Sport(s) Basketball, Football, Track
Biographical details
Died May 6, 1985
Florence, Kentucky
Coaching career (HC unless noted)
1924 Frankfort High School
1925–1928 Kavanaugh High School
1928–41 Danville High School
1941–42 Murray State
1942–45 Tilghman High School
1946–1953 Dixie Heights High School
1954–1959 Boone County High School
Head coaching record
Overall 18-4

J. Rice Mountjoy (died May 6, 1985 in Florence, Kentucky) was a high school athletics coach in Kentucky and was the head coach of the Murray State Teachers College men's basketball team during the 1941–42 season.

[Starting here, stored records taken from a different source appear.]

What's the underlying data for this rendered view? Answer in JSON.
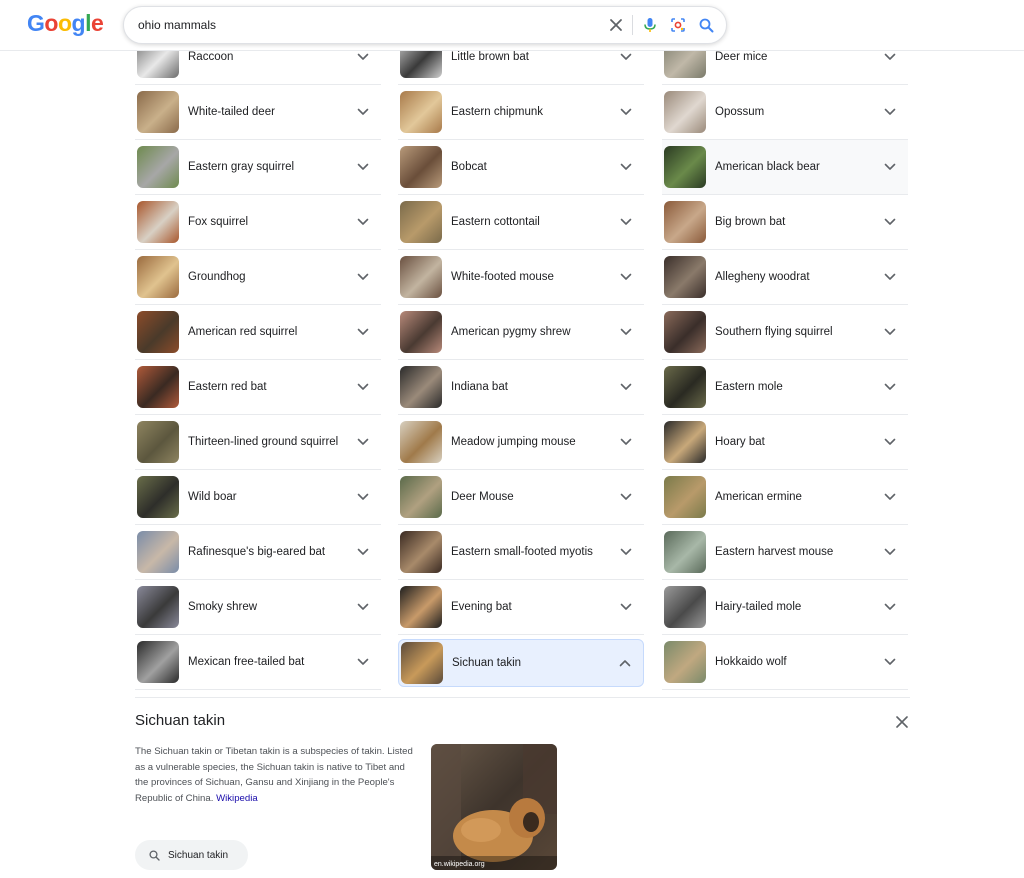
{
  "header": {
    "logo_letters": [
      {
        "ch": "G",
        "color": "#4285F4"
      },
      {
        "ch": "o",
        "color": "#EA4335"
      },
      {
        "ch": "o",
        "color": "#FBBC05"
      },
      {
        "ch": "g",
        "color": "#4285F4"
      },
      {
        "ch": "l",
        "color": "#34A853"
      },
      {
        "ch": "e",
        "color": "#EA4335"
      }
    ],
    "search": {
      "value": "ohio mammals"
    },
    "icons": [
      "close-icon",
      "mic-icon",
      "lens-icon",
      "search-icon"
    ]
  },
  "columns": [
    [
      {
        "name": "Raccoon",
        "thumb": [
          "#6b6b6b",
          "#e8e8e8"
        ]
      },
      {
        "name": "White-tailed deer",
        "thumb": [
          "#8a6a4a",
          "#c9b08a"
        ]
      },
      {
        "name": "Eastern gray squirrel",
        "thumb": [
          "#6e8a4e",
          "#a7a7a7"
        ]
      },
      {
        "name": "Fox squirrel",
        "thumb": [
          "#a8562c",
          "#d8d0c4"
        ]
      },
      {
        "name": "Groundhog",
        "thumb": [
          "#9a6a3e",
          "#e0c38f"
        ]
      },
      {
        "name": "American red squirrel",
        "thumb": [
          "#8c4c2a",
          "#4a3a2a"
        ]
      },
      {
        "name": "Eastern red bat",
        "thumb": [
          "#b05a3a",
          "#3a2a22"
        ]
      },
      {
        "name": "Thirteen-lined ground squirrel",
        "thumb": [
          "#8e8460",
          "#5c573e"
        ]
      },
      {
        "name": "Wild boar",
        "thumb": [
          "#6a6e4a",
          "#2e2e2a"
        ]
      },
      {
        "name": "Rafinesque's big-eared bat",
        "thumb": [
          "#7a8ca8",
          "#c8b8a8"
        ]
      },
      {
        "name": "Smoky shrew",
        "thumb": [
          "#8a8a9a",
          "#3a3a3a"
        ]
      },
      {
        "name": "Mexican free-tailed bat",
        "thumb": [
          "#2a2a2a",
          "#a0a0a0"
        ]
      }
    ],
    [
      {
        "name": "Little brown bat",
        "thumb": [
          "#cfcfcf",
          "#3a3a3a"
        ]
      },
      {
        "name": "Eastern chipmunk",
        "thumb": [
          "#a87a4a",
          "#e2c89a"
        ]
      },
      {
        "name": "Bobcat",
        "thumb": [
          "#b89a7a",
          "#6a4e3a"
        ]
      },
      {
        "name": "Eastern cottontail",
        "thumb": [
          "#7a6a4a",
          "#b89a6a"
        ]
      },
      {
        "name": "White-footed mouse",
        "thumb": [
          "#6a5040",
          "#c2b4a0"
        ]
      },
      {
        "name": "American pygmy shrew",
        "thumb": [
          "#b88a7a",
          "#4a3a32"
        ]
      },
      {
        "name": "Indiana bat",
        "thumb": [
          "#2a2a2a",
          "#9a8a7a"
        ]
      },
      {
        "name": "Meadow jumping mouse",
        "thumb": [
          "#d8d0c0",
          "#a07a4a"
        ]
      },
      {
        "name": "Deer Mouse",
        "thumb": [
          "#5a6a4a",
          "#b0a080"
        ]
      },
      {
        "name": "Eastern small-footed myotis",
        "thumb": [
          "#3a2a22",
          "#a88a6a"
        ]
      },
      {
        "name": "Evening bat",
        "thumb": [
          "#1e1e1e",
          "#c89a6a"
        ]
      },
      {
        "name": "Sichuan takin",
        "thumb": [
          "#5a4a3a",
          "#c89a5a"
        ]
      }
    ],
    [
      {
        "name": "Deer mice",
        "thumb": [
          "#7a7a6a",
          "#c0b8a8"
        ]
      },
      {
        "name": "Opossum",
        "thumb": [
          "#9a8a7a",
          "#e0d8d0"
        ]
      },
      {
        "name": "American black bear",
        "thumb": [
          "#2a3a22",
          "#6a8a4a"
        ]
      },
      {
        "name": "Big brown bat",
        "thumb": [
          "#8a5a3a",
          "#c8a88a"
        ]
      },
      {
        "name": "Allegheny woodrat",
        "thumb": [
          "#3a2e2a",
          "#8a7a6a"
        ]
      },
      {
        "name": "Southern flying squirrel",
        "thumb": [
          "#8a6a5a",
          "#3a2e2a"
        ]
      },
      {
        "name": "Eastern mole",
        "thumb": [
          "#6a6a4a",
          "#2a2a22"
        ]
      },
      {
        "name": "Hoary bat",
        "thumb": [
          "#2a2a2a",
          "#c8a87a"
        ]
      },
      {
        "name": "American ermine",
        "thumb": [
          "#7a7a4a",
          "#b89a6a"
        ]
      },
      {
        "name": "Eastern harvest mouse",
        "thumb": [
          "#5a6a5a",
          "#a8b8a8"
        ]
      },
      {
        "name": "Hairy-tailed mole",
        "thumb": [
          "#9a9a9a",
          "#4a4a4a"
        ]
      },
      {
        "name": "Hokkaido wolf",
        "thumb": [
          "#7a8a6a",
          "#c0a880"
        ]
      }
    ]
  ],
  "hover_item": {
    "column": 2,
    "row": 2
  },
  "active_item": {
    "column": 1,
    "row": 11
  },
  "detail": {
    "title": "Sichuan takin",
    "description": "The Sichuan takin or Tibetan takin is a subspecies of takin. Listed as a vulnerable species, the Sichuan takin is native to Tibet and the provinces of Sichuan, Gansu and Xinjiang in the People's Republic of China.",
    "link_text": "Wikipedia",
    "image_source": "en.wikipedia.org",
    "chip_label": "Sichuan takin"
  }
}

A former track star at Centre College, Mountjoy began his coaching career in 1924 at Frankfort High School, where he coached the basketball team the quarterfinals of the state tournament. In 1925 he returned alma mater, Kavanaugh High School where his players included Forrest Sale and Paul McBrayer.[1] He spent 13 years as the athletic director and head football, basketball, and track coach at Danville High School where he compiled a 95-21-10 record in football and only two of his 13 basketball teams failed to reach the regional tournament.[2] In his only season as Murray State's basketball coach, the Thoroughbreds went 18-4 and earned a spot in the 1942 NAIA Division I Men's Basketball Tournament.[3] One of Mountjoy's players was future Basketball Hall of Famer Joe Fulks.

Mountjoy left Murray State in 1942 to coach football at Tilghman High School. In his three seasons at THS, his football teams emassed a 22-5 record. From 1946 to 1953, Mountjoy was the head football coach and athletic director at Dixie Heights High School. He spent six seasons as head football coach and athletic director at Boone County High School before retiring in 1959.[4]


  1. ^ "Mountjoy To Be All-Star Coach". Kentucky New Era. January 14, 1952. Retrieved 2010-03-20. 
  2. ^ "J. RICE MOUNTJOY, RETIRED COACH, DIES". Lexington Herald-Leader. May 8, 1985. 
  3. ^ http://racerhistory.com/
  4. ^ "Rice Mountjoy to Quit Sports Job". Kentucky New Era. June 24, 1959. Retrieved 2010-03-20.